By Paula Dittrick
Senior Staff Writer
HOUSTON, Feb. 17 -- The availability of natural gas supplies to meet future demand hinges upon infrastructure development, US Federal Energy Regulatory Commission Chairman Pat Wood III told Cambridge Energy Research Associates' annual conference Feb. 16.
Wood listed four areas of vital infrastructure in the following order:
--Construction of a gas pipeline from Alaska's North Slope to the Lower 48 states.
--Permitting and construction of additional LNG receiving terminals.
--Rocky Mountain pipeline expansions and the creation of new capacity to meet demand.
--Construction of additional gas storage.
The Alaska gas pipeline, estimated to cost $15-20 billion, will prove to be the largest single civil engineering project in the US, Wood said. He believes that it will not be operational until 2012, at the earliest.
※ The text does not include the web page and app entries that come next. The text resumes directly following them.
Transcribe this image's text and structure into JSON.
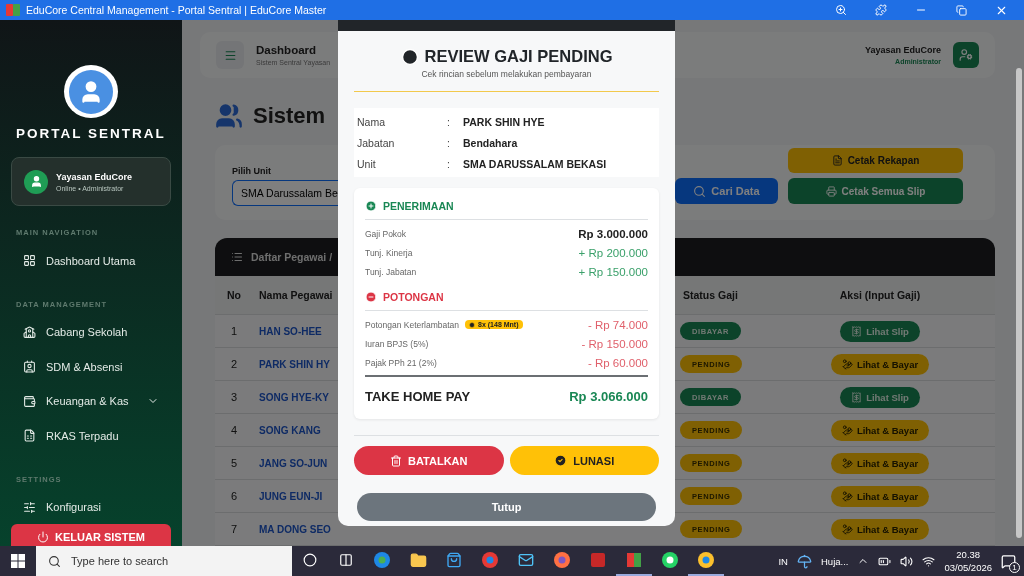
{
  "window": {
    "title": "EduCore Central Management - Portal Sentral | EduCore Master"
  },
  "sidebar": {
    "brand": "PORTAL SENTRAL",
    "user": {
      "name": "Yayasan EduCore",
      "status": "Online • Administrator"
    },
    "sections": [
      {
        "title": "MAIN NAVIGATION",
        "items": [
          {
            "label": "Dashboard Utama",
            "has_submenu": false
          }
        ]
      },
      {
        "title": "DATA MANAGEMENT",
        "items": [
          {
            "label": "Cabang Sekolah",
            "has_submenu": false
          },
          {
            "label": "SDM & Absensi",
            "has_submenu": false
          },
          {
            "label": "Keuangan & Kas",
            "has_submenu": true
          },
          {
            "label": "RKAS Terpadu",
            "has_submenu": false
          }
        ]
      },
      {
        "title": "SETTINGS",
        "items": [
          {
            "label": "Konfigurasi",
            "has_submenu": false
          }
        ]
      }
    ],
    "logout": "KELUAR SISTEM"
  },
  "header": {
    "title": "Dashboard",
    "subtitle": "Sistem Sentral Yayasan",
    "user_name": "Yayasan EduCore",
    "user_role": "Administrator"
  },
  "page_title": "Sistem",
  "filter": {
    "label": "Pilih Unit",
    "value": "SMA Darussalam Be",
    "search_button": "Cari Data",
    "recap_button": "Cetak Rekapan",
    "print_all_button": "Cetak Semua Slip"
  },
  "table": {
    "title": "Daftar Pegawai /",
    "columns": [
      "No",
      "Nama Pegawai",
      "Status Gaji",
      "Aksi (Input Gaji)"
    ],
    "rows": [
      {
        "no": "1",
        "name": "HAN SO-HEE",
        "status": {
          "label": "DIBAYAR",
          "kind": "paid"
        },
        "action": {
          "label": "Lihat Slip",
          "kind": "slip"
        }
      },
      {
        "no": "2",
        "name": "PARK SHIN HY",
        "status": {
          "label": "PENDING",
          "kind": "pending"
        },
        "action": {
          "label": "Lihat & Bayar",
          "kind": "pay"
        }
      },
      {
        "no": "3",
        "name": "SONG HYE-KY",
        "status": {
          "label": "DIBAYAR",
          "kind": "paid"
        },
        "action": {
          "label": "Lihat Slip",
          "kind": "slip"
        }
      },
      {
        "no": "4",
        "name": "SONG KANG",
        "status": {
          "label": "PENDING",
          "kind": "pending"
        },
        "action": {
          "label": "Lihat & Bayar",
          "kind": "pay"
        }
      },
      {
        "no": "5",
        "name": "JANG SO-JUN",
        "status": {
          "label": "PENDING",
          "kind": "pending"
        },
        "action": {
          "label": "Lihat & Bayar",
          "kind": "pay"
        }
      },
      {
        "no": "6",
        "name": "JUNG EUN-JI",
        "status": {
          "label": "PENDING",
          "kind": "pending"
        },
        "action": {
          "label": "Lihat & Bayar",
          "kind": "pay"
        }
      },
      {
        "no": "7",
        "name": "MA DONG SEO",
        "status": {
          "label": "PENDING",
          "kind": "pending"
        },
        "action": {
          "label": "Lihat & Bayar",
          "kind": "pay"
        }
      }
    ]
  },
  "modal": {
    "title": "REVIEW GAJI PENDING",
    "subtitle": "Cek rincian sebelum melakukan pembayaran",
    "info": [
      {
        "label": "Nama",
        "separator": ":",
        "value": "PARK SHIN HYE"
      },
      {
        "label": "Jabatan",
        "separator": ":",
        "value": "Bendahara"
      },
      {
        "label": "Unit",
        "separator": ":",
        "value": "SMA DARUSSALAM BEKASI"
      }
    ],
    "income": {
      "title": "PENERIMAAN",
      "rows": [
        {
          "label": "Gaji Pokok",
          "amount": "Rp 3.000.000",
          "kind": "base"
        },
        {
          "label": "Tunj. Kinerja",
          "amount": "+ Rp 200.000",
          "kind": "plus"
        },
        {
          "label": "Tunj. Jabatan",
          "amount": "+ Rp 150.000",
          "kind": "plus"
        }
      ]
    },
    "deductions": {
      "title": "POTONGAN",
      "rows": [
        {
          "label": "Potongan Keterlambatan",
          "badge": "8x (148 Mnt)",
          "amount": "- Rp 74.000"
        },
        {
          "label": "Iuran BPJS (5%)",
          "amount": "- Rp 150.000"
        },
        {
          "label": "Pajak PPh 21 (2%)",
          "amount": "- Rp 60.000"
        }
      ]
    },
    "total": {
      "label": "TAKE HOME PAY",
      "amount": "Rp 3.066.000"
    },
    "cancel_button": "BATALKAN",
    "pay_button": "LUNASI",
    "close_button": "Tutup"
  },
  "taskbar": {
    "search_placeholder": "Type here to search",
    "language": "IN",
    "weather": "Huja...",
    "time": "20.38",
    "date": "03/05/2026",
    "notifications": "1"
  }
}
In October 2004, Congress authorized construction of the pipeline and selected tax provisions. This month, FERC issued its open-season rules for the pipeline. Wood said FERC took steps to ensure that all producers have access to the pipeline regardless of which oil companies ultimately build the system.
The nation's developing LNG industry is facing its "critical years," Wood said at the Houston conference. "I do expect that we will see some additional LNG plants on either coast in our country as well as in our neighbors' to the north and south."
He anticipates that at least eight new receiving terminals will be constructed in the US, Canada, and Mexico by 2010. "Then, it will be 'onesies, twosies' after that," he said.
Wood said the success of each the 40 receiving terminals proposed for North America will hinge in large part upon how well the project developers communicate with the communities in which the terminals would be built.
"We've got to look at the environmental issues and safety concerns. We can balance the need for gas supplies with the need to protect our citizenry," he said.
Rocky Mountain gas
The Rocky Mountain region is in the process of overtaking the Gulf of Mexico as the top US gas producing area, he said.
"The importance of getting new supplies online quickly from that region, which can go both to the west and to the east, has increased," Wood said of the Rockies. FERC has responded to this need by accelerating its pipeline approval process.
For example, FERC recently granted fast-track approval to Cheyenne Plains Gas Pipeline Co., a unit of Houston-based El Paso Corp., for a 380-mile natural gas pipeline from El Paso's Cheyenne Hub south of Cheyenne, Wyo., to Greensburg, Kan. (OGJ Online, Feb. 24, 2004).
"As we begin to ride the peaks and valleys of world natural gas prices, gas storage in our country will become increasingly important for the price arbitrage benefits," he said.
Full storage fields and adequate pipeline capacity will ensure stability, which will help guarantee that "volatility in this weather-driven commodity is reasonable and can be managed well by risk managers," Wood said.
Construction of additional storage and pipeline capacity to meet market demand "will go a long way toward buffering the price that consumers pay for natural gas and enhancing customer confidence," he added.
Contact Paula Dittrick at [email protected]